Does your company’s remote work infrastructure and overarching strategy rely heavily on cloud computing? If so, you are not alone in your capacity planning efforts. Corporate spending on cloud computing and infrastructure for remote work increased sharply last year, even as overall IT spending dipped slightly. And that spending trend is sure to increase as a growing number of businesses, both small and large, create and implement plans to transition most or all of their workforce to fully remote arrangements.
Physical Office vs the Cloud
For many business leaders, the ability of their coworkers to leverage cloud-based remote work infrastructure solutions, particularly software-as-a-service (SaaS) offerings, has proven that physical office space is no longer crucial to their success. It is an attractive picture; without the need for a physical office, business owners can save valuable resources that could otherwise be put to better use for growing the business itself.
According to an article published on Starter Story, the cost of renting out an office space ranges between $500 to $5750+ per month, which doesn’t include any common office supplies like pens, paper, printers, Wi-Fi or coffee.
However, this office-free vision is not entirely accurate. While it is true that most enterprise resource planning (ERP), customer relationship management (CRM) and productivity apps no longer rely on physical servers with their cloud-hosted subscription-based models, most businesses have services and applications that are not easily separated from their physical systems.
Business leaders are frequently surprised to learn that the thing holding them back from their remote-work vision is a dedicated piece of hardware in their office. The fact is that company servers often host mission-critical IT infrastructure.
One example of this type of infrastructure is “specialty” or custom-built software; in other words, infrastructure that cannot be easily replaced. This software may have been built specifically by or for the company, or it could be legacy software that is no longer supported.
In any case, there is no ready-made cloud solution available that allows the company to buy an enterprise license, transfer all their data and get to work.
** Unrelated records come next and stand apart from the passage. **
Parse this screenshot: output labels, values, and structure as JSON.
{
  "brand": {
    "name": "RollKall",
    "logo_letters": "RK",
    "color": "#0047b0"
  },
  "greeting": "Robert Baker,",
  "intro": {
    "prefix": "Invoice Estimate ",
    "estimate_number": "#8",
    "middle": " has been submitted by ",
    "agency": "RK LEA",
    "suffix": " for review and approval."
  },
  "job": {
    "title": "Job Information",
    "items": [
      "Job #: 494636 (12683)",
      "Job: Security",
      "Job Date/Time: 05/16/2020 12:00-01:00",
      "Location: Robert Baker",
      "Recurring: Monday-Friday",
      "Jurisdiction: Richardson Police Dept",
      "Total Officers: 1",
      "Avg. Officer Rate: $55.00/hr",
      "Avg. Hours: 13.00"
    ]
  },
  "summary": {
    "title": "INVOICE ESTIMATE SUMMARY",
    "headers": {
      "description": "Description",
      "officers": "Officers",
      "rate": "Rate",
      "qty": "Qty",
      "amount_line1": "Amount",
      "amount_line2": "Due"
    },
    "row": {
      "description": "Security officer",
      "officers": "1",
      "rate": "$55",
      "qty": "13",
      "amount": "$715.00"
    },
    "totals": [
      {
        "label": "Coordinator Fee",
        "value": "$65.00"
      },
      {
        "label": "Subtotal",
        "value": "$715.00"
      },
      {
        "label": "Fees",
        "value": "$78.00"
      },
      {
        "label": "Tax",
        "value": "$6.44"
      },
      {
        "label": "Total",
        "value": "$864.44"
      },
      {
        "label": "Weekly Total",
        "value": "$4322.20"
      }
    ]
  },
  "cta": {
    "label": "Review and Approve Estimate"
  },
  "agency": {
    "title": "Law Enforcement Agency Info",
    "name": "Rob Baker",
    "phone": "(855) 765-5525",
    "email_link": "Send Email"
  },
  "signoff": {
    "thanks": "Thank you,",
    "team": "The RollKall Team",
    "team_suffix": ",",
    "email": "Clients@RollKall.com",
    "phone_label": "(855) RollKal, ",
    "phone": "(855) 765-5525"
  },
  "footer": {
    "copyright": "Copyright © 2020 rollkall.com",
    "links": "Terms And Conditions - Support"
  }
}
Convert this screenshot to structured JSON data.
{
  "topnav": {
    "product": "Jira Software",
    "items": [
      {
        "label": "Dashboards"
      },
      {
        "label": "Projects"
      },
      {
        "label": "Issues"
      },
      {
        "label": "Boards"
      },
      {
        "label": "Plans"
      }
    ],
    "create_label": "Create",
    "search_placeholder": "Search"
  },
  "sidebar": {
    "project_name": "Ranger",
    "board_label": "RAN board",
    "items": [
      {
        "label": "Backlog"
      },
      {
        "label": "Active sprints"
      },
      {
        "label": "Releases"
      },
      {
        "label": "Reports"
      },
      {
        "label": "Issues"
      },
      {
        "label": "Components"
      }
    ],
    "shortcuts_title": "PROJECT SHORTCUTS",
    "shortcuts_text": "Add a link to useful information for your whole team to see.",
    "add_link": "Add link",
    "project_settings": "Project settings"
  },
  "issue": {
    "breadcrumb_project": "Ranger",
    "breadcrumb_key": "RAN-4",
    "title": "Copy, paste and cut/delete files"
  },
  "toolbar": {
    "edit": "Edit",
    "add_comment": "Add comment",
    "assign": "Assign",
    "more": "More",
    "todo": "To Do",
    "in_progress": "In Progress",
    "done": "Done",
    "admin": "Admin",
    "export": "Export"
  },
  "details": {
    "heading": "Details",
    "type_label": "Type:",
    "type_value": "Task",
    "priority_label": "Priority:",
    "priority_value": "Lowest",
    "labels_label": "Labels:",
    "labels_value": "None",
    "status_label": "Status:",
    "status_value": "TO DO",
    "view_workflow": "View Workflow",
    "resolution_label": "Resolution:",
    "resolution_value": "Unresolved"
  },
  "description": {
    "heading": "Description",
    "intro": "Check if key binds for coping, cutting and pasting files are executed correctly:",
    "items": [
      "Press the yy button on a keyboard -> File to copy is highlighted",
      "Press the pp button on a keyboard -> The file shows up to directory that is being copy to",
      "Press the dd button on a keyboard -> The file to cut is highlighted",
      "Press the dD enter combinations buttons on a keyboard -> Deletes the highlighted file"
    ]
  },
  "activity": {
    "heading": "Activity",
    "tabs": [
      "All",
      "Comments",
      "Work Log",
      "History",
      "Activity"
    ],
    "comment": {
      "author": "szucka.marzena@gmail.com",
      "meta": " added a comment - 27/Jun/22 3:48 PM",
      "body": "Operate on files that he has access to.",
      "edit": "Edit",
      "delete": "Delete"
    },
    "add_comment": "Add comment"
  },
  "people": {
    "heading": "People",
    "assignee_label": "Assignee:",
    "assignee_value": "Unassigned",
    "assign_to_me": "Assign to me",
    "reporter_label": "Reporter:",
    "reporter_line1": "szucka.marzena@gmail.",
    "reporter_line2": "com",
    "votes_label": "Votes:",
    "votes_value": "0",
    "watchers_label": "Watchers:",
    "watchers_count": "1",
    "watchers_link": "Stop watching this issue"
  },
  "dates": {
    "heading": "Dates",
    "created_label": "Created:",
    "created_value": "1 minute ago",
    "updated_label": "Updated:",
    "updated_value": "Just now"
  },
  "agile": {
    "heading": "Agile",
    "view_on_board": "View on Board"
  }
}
Thankfully, with the right know-how, most software of this kind can still be migrated relatively quickly to an established public cloud provider, such as Amazon Web Services (AWS) or Microsoft Azure. By using a public cloud provider, customers, instead of owning and maintaining the hardware themselves, simply outsource and rent computing power. It’s an effective way to create infrastructure for remote work.
Some leaders may be skeptical of what they perceive as handing over their data and code to a third party. The skepticism is normal, however, it’s unwarranted. When your business uses a public cloud service, your business maintains total control over all its data and code.
The only difference between outsourcing to the cloud and keeping everything in-house is where that code and data are stored. Furthermore, reputable cloud providers offer data privacy and security features that almost always exceed what a single firm can do in-house.
There are also some other unexpected benefits of migrating software to the cloud. Cloud providers usually offer much higher levels of availability and uptime than on-premises services, with strong backup and disaster recovery features.
Using a public cloud can also be more cost-effective for your business. Once you factor in the cost of expenditures like business-class internet and electricity to power and cool on-premises hardware, the cost benefits start to tip strongly in the direction of cloud-based services.
But perhaps the biggest benefit of using a public cloud is its scalability potential. In IT, a typical lifecycle — the time between major hardware purchases — is three years. This means IT leaders must plan for and purchase right now for the needs of a growing company several years from now.
There is always the danger of buying too little and not having enough capacity to handle the business’s future needs. On the other hand, buying too much can be a major waste of resources. Luckily, with the cloud optimized for your remote work infrastructure, you can always have exactly as much storage and computing power as you need. Getting more space is as easy as the click of a mouse.
The Setup Process
Once you’ve made the switch to SaaS ERP solutions and you’ve migrated your on-premises software to a cloud host, you should be all set, right?
Not so fast: There is still the issue of virtual private networks or VPNs. Businesses of all sizes use these encrypted tunnels to enable secure remote access to tools and software from any location. VPNs are an absolute must in the era of remote work, where employees may be accessing company data from unsecured home networks or café Wi-Fi.
Thankfully, VPNs no longer need to be entangled with your company’s physical real estate or its ERP software. Palo Alto Networks and Cisco are just two of the major technology firms offering VPN solutions that integrate seamlessly with the top public cloud providers.
Next Steps for Remote Work Infrastructure
To sum up, business leaders who dream of a fully remote workforce, independent from their physical office space, are right in having those goals. In practice, however, things are a little more complicated to implement.
Nevertheless, with a little bit of elbow grease and someone on their team with a good understanding of the technical challenges, business leaders can, in the vast majority of situations, harness the power of the cloud and make their remote-work vision a reality.
Use our Managed Service Provider Checklist to Find the Right
Our easy-to-follow checklist can guide you through the process of the best IT services provider for your business.
Are you a first-timer to IT support? Maybe you aren’t happy with your current MSP? This checklist will help you outline and define: